By Susan Longest
According to the U.S. Forest Service’s National Woodland Owners Survey, women make up a growing percentage of forest owners, and are increasingly becoming the primary decision-makers for their land and forests. Yet they are significantly less likely than men to attend and participate in forest management outreach and education events.
ForestHer NC was founded in 2019 to address that problem by creating a safe and encouraging space for women in North Carolina to access resources and skills in forest management while building community with other women woodland owners.
“Part of the driver is that women are the decisionmakers on a significant part of the land, and part of the driver is that we don’t have comfortable places for women to ask questions and to feel like they belong,” said Leslie Purcell McCormick, executive director of the NC Tree Farm Program and a founder of ForestHer NC.
To remedy this problem, ForestHer NC organized a series of six quarterly workshops across three regions of North Carolina to provide essential knowledge and resources for women woodland owners and to positively impact conservation on private lands.

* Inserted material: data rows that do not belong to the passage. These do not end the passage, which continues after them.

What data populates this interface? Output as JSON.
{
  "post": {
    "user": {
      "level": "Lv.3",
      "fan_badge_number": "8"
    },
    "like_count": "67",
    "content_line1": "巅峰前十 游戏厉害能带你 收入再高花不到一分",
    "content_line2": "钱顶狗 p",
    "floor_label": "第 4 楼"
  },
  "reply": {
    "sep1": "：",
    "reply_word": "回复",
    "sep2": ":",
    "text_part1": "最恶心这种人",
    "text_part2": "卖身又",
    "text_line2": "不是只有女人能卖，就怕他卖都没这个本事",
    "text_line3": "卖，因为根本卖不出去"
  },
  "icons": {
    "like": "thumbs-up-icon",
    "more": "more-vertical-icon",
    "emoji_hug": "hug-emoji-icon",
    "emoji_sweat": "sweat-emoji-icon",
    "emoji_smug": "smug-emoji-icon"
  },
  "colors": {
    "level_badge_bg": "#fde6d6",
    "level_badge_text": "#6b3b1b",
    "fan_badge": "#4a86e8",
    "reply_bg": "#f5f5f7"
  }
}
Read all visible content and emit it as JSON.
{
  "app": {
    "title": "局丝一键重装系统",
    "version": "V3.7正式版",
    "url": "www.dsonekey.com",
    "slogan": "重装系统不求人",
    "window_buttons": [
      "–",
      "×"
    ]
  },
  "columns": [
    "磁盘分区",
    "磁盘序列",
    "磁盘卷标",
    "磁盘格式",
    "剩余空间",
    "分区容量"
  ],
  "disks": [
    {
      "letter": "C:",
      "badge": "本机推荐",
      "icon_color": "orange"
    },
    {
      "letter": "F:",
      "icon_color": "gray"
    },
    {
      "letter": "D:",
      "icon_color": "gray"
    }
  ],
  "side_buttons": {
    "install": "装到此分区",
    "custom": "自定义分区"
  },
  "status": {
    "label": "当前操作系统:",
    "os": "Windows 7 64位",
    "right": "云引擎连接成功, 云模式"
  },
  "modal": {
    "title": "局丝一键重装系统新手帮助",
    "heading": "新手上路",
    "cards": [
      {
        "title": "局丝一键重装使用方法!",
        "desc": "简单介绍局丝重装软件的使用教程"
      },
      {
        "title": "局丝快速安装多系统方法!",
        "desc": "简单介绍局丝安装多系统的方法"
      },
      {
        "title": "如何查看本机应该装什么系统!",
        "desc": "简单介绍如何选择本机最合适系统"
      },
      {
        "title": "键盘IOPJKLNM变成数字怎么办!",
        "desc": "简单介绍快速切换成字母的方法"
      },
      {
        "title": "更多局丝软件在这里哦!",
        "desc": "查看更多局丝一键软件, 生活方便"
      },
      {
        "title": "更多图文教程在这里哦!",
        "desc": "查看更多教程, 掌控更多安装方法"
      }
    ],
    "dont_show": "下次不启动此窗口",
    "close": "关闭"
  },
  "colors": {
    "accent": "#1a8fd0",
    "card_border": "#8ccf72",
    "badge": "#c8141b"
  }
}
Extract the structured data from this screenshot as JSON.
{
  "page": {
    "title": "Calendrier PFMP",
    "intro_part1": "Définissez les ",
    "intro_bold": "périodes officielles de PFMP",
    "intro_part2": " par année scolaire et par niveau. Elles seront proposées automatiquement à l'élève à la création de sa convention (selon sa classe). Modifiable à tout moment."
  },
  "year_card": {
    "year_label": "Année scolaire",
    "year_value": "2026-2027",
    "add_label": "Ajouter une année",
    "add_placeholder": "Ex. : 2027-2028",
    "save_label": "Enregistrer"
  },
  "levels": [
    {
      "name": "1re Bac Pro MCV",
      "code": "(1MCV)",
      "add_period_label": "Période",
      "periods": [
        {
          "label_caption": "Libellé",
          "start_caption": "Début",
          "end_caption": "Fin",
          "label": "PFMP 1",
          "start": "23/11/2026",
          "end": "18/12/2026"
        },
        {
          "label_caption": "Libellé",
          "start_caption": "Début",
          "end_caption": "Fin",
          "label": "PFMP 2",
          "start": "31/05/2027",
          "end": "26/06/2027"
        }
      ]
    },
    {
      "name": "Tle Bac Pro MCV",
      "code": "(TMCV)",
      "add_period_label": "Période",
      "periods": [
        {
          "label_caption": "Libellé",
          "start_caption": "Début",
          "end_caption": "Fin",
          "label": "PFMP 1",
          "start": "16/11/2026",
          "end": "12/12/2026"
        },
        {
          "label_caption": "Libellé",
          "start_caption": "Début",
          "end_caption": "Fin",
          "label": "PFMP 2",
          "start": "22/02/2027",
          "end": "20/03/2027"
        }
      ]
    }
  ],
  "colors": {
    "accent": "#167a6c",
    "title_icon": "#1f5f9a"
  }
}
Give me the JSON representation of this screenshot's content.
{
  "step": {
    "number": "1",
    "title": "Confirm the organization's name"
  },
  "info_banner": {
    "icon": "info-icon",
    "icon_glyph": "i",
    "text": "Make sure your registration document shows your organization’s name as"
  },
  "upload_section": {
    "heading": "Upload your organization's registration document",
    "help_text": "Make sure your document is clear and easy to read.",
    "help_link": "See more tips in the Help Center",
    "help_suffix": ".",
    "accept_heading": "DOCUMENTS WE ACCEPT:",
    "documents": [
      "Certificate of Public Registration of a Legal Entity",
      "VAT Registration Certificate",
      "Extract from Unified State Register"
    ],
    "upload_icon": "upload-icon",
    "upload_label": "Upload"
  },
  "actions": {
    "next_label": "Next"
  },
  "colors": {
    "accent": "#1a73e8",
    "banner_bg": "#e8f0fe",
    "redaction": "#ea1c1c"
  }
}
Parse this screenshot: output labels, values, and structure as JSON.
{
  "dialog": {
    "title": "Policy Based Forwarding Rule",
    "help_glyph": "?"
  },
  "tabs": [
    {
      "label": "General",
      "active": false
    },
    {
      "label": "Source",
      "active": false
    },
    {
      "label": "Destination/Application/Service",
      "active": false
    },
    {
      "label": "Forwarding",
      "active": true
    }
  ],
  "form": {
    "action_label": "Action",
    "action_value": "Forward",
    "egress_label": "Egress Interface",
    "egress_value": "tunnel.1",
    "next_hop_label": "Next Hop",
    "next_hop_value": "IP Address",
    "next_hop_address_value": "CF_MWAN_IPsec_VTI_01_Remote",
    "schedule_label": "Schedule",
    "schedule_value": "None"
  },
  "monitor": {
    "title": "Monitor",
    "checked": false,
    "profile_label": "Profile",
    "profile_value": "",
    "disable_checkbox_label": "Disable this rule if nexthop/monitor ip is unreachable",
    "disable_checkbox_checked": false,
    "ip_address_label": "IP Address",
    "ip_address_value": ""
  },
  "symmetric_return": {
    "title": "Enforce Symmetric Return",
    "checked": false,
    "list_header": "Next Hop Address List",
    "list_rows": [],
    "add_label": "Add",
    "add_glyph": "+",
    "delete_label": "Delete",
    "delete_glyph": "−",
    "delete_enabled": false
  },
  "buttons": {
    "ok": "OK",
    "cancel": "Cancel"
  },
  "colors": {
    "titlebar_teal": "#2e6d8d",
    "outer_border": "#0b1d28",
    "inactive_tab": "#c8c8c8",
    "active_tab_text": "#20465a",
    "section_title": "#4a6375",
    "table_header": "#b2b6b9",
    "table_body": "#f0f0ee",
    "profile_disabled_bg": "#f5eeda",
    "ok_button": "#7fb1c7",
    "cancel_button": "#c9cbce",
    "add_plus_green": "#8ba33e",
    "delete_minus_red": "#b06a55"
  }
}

Nearly 500 attendees ranging in age from 23 to 90 participated in the first two sets of workshops in August and November 2019, demonstrating the strong need for women-focused programming in forest management. Of the participants, 20% manage land that has been in their
families for over 100 years. Workshop attendees learned how to survey their property and determine the value of their trees. They also attended training
in basic tree identification skills, forest management planning and practices, and forest health. Upcoming workshops will focus on management for wildlife, invasive plant identification, and native landscaping.
Beyond educational resources, ForestHer NC helps women build a community of women landowners and natural resource professionals. The majority of workshop events are led by female natural resource professionals who educate women attendees about their local organizations and help give them the confidence to approach these organizations for help with their woodlands. One attendee noted, “I’m the only female farm owner I know…until now! This was empowering on both a business and human perspective.”
By learning the value of their woodlands, the women are better prepared to make sound business decisions regarding timber and land sales.
Frances Sutton and her husband inherited family land and attended a ForestHer NC workshop to figure out how to make their goals of producing timber a reality.
“It was good because they give you a lot of information and tell you about what resources are out there and tell you how to do things so that people don’t take advantage of you,” Sutton said.
ForestHer NC is also working to increase access to education, training, and resources that historically have been denied to African-American woodland owners. Since 1910, approximately 95-97% of the roughly 15 million acres of land owned by African Americans in the south have been lost largely due to African-American landowners not having equal access to information or agencies and organizations that could assist them in managing their land.
Alton Perry, Program Manager for Roanoke Electric Cooperative’s Sustainable Forestry and Land Retention Project, and ForestHer NC have partnered to ensure African-American women landowners have access to resources to turn their woodlands into assets rather than liabilities. Between 20 and 30 African-American women woodland owners from the Roanoke Electric Cooperative attended each of the two workshops in Kinston. Alton Perry believes that building these relationships and partnerships with ForestHer NC will ensure that the workshops and learning opportunities overall are diverse, equitable, and inclusive.
COVID-19 cut the workshop series short this year, but ForestHer NC is continuing to educate and empower women through virtual workshops and Facebook until in-person meetings are possible again. Forester Laura Hendrick hopes to see women continuing to make a connection with their land.
“It’s more than just where you set your house and have your garden. There’s a lot of lessons in the woods,” says Hendrick. “If you connected with a piece of property and it’s where your heart is and you make it your home and you get to see it grow and change. You get to harvest, then you get to see it replanted. I think it’s just so rewarding to see that.”
ForestHer NC is supported by the U.S. Forest Service in collaboration with the N.C. Forest Service, N.C. Tree Farm Program, N.C. Wildlife Resources Commission, Audubon North Carolina, NC State Extension, N.C. Cooperative Extension, National Wild Turkey Federation, USDA, and the Sustainable Forestry and Land Retention Project.